Outbreaks of lumpy skin disease (LSD) in the Balkan region fell dramatically by 95% from 7,483 in 2016 to 385 in 2017.
This is stated by EFSA that evaluated data, collected from affected and at-risk countries in Southeastern Europe in 2016 and 2017. The figures confirm that vaccination of cattle – recommended by EFSA in 2016 – is the most effective way to contain the disease.
However, Alessandro Broglia, a veterinarian at EFSA, warned: “Even if the number of outbreaks has decreased significantly, the disease has not been eliminated from the region yet and therefore we need to remain vigilant.” In 2017 most of the outbreaks (379) were reported in areas of Albania where the vaccination programme had not yet been completed. Few outbreaks occurred elsewhere, with 2 in Greece and 4 in the former Yugoslav Republic of Macedonia.
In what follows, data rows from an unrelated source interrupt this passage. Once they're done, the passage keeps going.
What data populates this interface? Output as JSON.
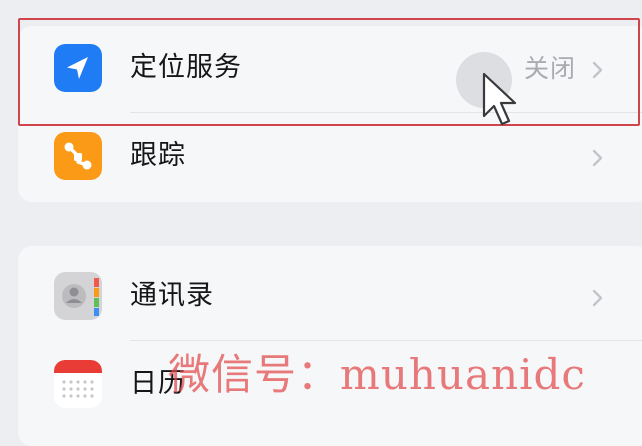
{
  "colors": {
    "background": "#eceef2",
    "group_background": "#f6f7f9",
    "location_icon": "#1f7cf5",
    "tracking_icon": "#fb9a16",
    "highlight_border": "#d0444b",
    "value_text": "#a9abb0",
    "watermark": "#e24848"
  },
  "settings": {
    "group1": [
      {
        "icon": "location-arrow-icon",
        "label": "定位服务",
        "value": "关闭"
      },
      {
        "icon": "tracking-icon",
        "label": "跟踪"
      }
    ],
    "group2": [
      {
        "icon": "contacts-icon",
        "label": "通讯录"
      },
      {
        "icon": "calendar-icon",
        "label": "日历"
      }
    ]
  },
  "watermark": "微信号：muhuanidc"
}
About Lumpy skin disease
Lumpy skin disease is a cattle pox virus transmitted by biting insects that can be deadly for cattle but does not affect humans. The disease used to be confined to Africa. In 2013, it emerged in Turkey and then quickly spread through 9 countries in Eastern Europe and the Balkans. One of the factors responsible for the spread of LSD is an increase in the number of insects that transmit the disease, as a result of warm temperatures. Experts also concluded that in Greece the risk of infection is 6 times higher among farmed animals that have access to outdoor space than in those kept indoors. This is because the former group is more exposed to transmitting insects.